William Saletan has compiled some interesting poll data
about voter prejudice against Mormon political candidates. Along the way he offers an inadvertent rejoinder to those die-hard Obots who spent much of 2008 arguing that anyone who opposed Obama must be a racist.
National polls taken in recent months show how far anti-black prejudice has subsided compared to anti-Mormon prejudice. In a Gallup survey, 5 percent of adults said they wouldn’t vote for their party’s presidential nominee if he were black. Six percent said they wouldn’t vote for a woman, 7 percent said they wouldn’t vote for a Catholic, 9 percent said they wouldn’t vote for a Jew, and 10 percent said they wouldn’t vote for a Hispanic. But 22 percent said they wouldn’t vote for a Mormon.Only five percent would refrain from voting for a black person.
This isn't news to me. I spent much of 2008 arguing that voter prejudice against female candidates was (slightly) worse than the prejudice against black candidates. Here's the part I did not
know until just now:
In a Pew survey, 7 percent of adults said they’d be more likely to support a presidential candidate if he were black.
Thus, being black gives a candidate a slight advantage. Arguably, that's a good thing. It's certainly a whole lot better than the way things were when I was young. But these poll results debunk the suggestion that Obama had to overcome the obstacle of racism on his way to the White House: There was no such obstacle.
According to the Pew data, a female candidate also has a built-in advantage.About the prejudice against Mormonism:
I think that this can be attributed largely to the fact that Mormonism is a fairly young religion.
Because Mormonism came into being after the creation of printing presses and newspapers and modern scholarship, we have a great deal of objective information about its founder, Joseph Smith. The man clearly was a con artist and a sociopath, similar in many ways to L. Ron Hubbard. It remains an open question as to whether Smith and Hubbard came to believe in their own lies.
It is possible that Jesus and Buddha were similarly deceptive or self-deceived. We simply do not know. If you pretend
to know, you're kidding yourself. Jesus and Buddha lived in antiquity, well before the age of mass communication, and we lack sufficient amounts of objective data to make firm and final judgments about what kind of people they were. Whatever conclusions you may have reached about them must be categorized as provisional or personal.
Because Christianity is an old religion, we reflexively grant followers of Jesus a "pass." Jesus may
have been the thoroughly admirable individual described in the Gospels; thus, even those who do not share the faith usually refrain from condemning his followers as fools. But we know (from Fawn Brodie and other respected historians) that Joseph Smith was a mentally unbalanced liar -- hardly the "prophet" one hears about from pro-Mormon sources.

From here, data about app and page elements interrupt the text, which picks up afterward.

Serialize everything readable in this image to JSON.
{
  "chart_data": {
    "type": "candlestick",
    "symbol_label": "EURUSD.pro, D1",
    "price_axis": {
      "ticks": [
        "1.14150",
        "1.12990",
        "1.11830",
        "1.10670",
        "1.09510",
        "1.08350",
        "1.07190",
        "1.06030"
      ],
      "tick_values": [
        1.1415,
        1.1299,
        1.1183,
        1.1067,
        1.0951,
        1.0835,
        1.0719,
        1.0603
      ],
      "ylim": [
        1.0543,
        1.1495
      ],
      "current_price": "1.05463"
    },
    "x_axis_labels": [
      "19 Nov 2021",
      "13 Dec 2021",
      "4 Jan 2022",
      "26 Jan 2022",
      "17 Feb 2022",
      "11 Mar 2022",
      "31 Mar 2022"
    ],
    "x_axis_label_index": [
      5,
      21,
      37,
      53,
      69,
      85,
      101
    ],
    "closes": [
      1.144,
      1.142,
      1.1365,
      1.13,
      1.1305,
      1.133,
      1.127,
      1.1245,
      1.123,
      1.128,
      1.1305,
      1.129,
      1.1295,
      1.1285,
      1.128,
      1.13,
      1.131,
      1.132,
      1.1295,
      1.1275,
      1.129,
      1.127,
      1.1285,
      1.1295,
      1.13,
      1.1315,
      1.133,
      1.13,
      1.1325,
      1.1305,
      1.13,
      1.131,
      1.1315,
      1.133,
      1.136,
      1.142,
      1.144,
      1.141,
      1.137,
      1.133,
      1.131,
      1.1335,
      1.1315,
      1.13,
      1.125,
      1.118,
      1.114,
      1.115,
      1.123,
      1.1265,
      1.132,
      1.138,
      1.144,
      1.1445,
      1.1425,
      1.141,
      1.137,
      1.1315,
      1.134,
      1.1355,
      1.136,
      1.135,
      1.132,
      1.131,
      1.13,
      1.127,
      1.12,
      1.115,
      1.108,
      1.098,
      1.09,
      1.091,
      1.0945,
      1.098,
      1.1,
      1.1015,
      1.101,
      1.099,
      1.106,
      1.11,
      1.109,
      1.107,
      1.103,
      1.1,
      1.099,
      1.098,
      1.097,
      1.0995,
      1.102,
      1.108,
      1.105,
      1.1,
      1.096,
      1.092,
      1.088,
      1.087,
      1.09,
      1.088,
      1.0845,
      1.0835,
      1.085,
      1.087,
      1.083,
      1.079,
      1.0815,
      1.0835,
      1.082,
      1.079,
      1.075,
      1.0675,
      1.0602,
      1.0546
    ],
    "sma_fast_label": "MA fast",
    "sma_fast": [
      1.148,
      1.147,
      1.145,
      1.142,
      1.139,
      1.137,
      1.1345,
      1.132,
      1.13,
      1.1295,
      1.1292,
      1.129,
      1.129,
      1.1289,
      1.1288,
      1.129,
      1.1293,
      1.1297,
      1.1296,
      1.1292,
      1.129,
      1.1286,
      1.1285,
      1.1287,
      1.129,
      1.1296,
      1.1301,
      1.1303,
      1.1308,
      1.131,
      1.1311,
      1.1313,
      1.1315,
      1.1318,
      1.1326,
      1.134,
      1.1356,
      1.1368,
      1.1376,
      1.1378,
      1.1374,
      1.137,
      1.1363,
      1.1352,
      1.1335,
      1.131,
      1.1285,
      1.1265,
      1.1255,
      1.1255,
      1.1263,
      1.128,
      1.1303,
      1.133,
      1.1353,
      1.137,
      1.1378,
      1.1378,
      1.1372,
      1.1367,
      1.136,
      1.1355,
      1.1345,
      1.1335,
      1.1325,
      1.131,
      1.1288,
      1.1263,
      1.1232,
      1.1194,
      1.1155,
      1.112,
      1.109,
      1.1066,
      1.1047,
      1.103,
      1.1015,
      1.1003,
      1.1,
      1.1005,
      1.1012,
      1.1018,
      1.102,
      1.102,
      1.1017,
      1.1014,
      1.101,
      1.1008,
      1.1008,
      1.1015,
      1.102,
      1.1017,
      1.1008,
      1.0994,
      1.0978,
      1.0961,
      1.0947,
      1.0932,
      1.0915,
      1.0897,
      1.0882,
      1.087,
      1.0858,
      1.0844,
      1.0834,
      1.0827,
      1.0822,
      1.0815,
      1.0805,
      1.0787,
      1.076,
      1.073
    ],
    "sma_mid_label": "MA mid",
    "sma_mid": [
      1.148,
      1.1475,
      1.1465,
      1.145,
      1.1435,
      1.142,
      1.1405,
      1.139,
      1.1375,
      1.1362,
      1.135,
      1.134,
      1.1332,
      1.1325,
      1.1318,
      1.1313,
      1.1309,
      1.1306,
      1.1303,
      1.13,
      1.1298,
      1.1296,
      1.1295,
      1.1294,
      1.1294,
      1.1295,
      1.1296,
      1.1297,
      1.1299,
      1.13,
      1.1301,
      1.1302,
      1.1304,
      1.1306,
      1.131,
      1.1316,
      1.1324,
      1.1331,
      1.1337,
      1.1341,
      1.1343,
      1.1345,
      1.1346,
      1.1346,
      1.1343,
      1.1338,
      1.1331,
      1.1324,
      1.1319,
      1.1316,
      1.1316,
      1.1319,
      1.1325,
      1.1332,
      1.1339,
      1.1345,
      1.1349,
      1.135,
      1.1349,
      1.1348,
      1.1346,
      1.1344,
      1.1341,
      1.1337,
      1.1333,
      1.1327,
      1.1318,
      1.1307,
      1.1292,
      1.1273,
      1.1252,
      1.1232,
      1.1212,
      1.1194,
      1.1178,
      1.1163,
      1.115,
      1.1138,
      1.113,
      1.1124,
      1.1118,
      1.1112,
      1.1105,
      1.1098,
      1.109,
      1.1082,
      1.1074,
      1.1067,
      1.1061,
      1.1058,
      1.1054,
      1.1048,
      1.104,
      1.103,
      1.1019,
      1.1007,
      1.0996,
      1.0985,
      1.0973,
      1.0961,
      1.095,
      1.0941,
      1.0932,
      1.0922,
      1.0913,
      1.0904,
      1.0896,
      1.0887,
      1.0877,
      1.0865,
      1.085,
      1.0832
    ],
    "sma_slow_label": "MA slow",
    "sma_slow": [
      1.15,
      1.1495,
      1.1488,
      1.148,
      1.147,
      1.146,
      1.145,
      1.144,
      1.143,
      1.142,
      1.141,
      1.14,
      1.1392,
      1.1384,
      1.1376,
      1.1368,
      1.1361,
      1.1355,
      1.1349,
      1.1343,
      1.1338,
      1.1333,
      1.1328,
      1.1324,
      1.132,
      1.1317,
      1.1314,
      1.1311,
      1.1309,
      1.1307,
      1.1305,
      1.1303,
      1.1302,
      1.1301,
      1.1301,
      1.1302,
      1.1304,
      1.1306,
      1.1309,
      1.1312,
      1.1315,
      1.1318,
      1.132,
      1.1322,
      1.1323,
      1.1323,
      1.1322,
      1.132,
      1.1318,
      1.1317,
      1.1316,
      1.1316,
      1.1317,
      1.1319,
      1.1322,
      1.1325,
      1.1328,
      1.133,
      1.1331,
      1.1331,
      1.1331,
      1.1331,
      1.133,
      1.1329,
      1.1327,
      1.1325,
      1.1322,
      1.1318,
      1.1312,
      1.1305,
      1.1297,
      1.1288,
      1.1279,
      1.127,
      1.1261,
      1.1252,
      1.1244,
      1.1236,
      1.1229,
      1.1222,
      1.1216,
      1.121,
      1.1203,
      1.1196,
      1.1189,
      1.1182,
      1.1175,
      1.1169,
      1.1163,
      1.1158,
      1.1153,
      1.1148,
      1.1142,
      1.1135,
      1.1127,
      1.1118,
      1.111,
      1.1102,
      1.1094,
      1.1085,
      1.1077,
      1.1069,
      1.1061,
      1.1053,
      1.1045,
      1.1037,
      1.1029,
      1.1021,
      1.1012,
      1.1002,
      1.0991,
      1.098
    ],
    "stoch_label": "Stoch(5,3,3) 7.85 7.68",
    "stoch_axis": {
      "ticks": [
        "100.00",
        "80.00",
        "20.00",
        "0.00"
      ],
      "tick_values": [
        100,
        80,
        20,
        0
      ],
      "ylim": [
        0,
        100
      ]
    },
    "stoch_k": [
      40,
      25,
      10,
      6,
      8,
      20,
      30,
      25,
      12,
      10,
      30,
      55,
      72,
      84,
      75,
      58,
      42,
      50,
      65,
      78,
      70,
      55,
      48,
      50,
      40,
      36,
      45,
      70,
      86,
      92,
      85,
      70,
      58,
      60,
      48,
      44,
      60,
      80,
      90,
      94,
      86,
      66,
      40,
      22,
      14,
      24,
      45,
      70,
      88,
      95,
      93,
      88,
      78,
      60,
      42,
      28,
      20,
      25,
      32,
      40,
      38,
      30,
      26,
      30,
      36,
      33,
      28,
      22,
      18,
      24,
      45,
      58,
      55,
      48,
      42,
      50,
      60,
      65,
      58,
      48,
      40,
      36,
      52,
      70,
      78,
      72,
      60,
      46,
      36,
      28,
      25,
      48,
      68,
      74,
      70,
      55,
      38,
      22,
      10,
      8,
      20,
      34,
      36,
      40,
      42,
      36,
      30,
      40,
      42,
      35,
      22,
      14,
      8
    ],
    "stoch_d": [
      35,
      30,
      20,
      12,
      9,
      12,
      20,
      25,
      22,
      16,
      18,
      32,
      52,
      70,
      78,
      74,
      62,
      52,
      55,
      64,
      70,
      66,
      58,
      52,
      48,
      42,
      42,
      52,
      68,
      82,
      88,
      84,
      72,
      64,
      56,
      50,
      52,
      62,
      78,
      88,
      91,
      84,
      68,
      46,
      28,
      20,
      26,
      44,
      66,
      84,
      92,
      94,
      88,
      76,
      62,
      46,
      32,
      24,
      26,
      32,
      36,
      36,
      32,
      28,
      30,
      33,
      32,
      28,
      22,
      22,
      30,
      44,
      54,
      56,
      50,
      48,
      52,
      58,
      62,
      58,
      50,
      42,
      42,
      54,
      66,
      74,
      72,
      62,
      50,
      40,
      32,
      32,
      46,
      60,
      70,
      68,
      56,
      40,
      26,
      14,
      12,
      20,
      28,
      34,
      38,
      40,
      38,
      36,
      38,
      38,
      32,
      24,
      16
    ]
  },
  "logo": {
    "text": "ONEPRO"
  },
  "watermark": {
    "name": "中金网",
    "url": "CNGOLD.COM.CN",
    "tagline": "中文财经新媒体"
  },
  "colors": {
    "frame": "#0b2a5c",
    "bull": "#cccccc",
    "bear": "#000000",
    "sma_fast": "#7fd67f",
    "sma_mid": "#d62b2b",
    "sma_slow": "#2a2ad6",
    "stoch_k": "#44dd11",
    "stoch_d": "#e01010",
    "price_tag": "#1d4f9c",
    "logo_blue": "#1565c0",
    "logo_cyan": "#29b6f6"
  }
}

Allegiance to Mormonism compels one to ignore indisputable facts about the character of the religion's founder. For this reason, many people cannot respect the intelligence of a Mormon political candidate.
In the political world, of course, piety may be a pretense. I doubt that Obama is a man of deep faith. Bush Sr. probably was not, although he pretended to be "born again." Many sources say that Dubya genuinely believed in fundamentalist Christianity, but a few have suggested that his faith was a pose.
As for Romney -- well, frankly, I have no idea whether, in his heart, he truly believes in Mormon doctrine. For now, I'll take him at his word on that score.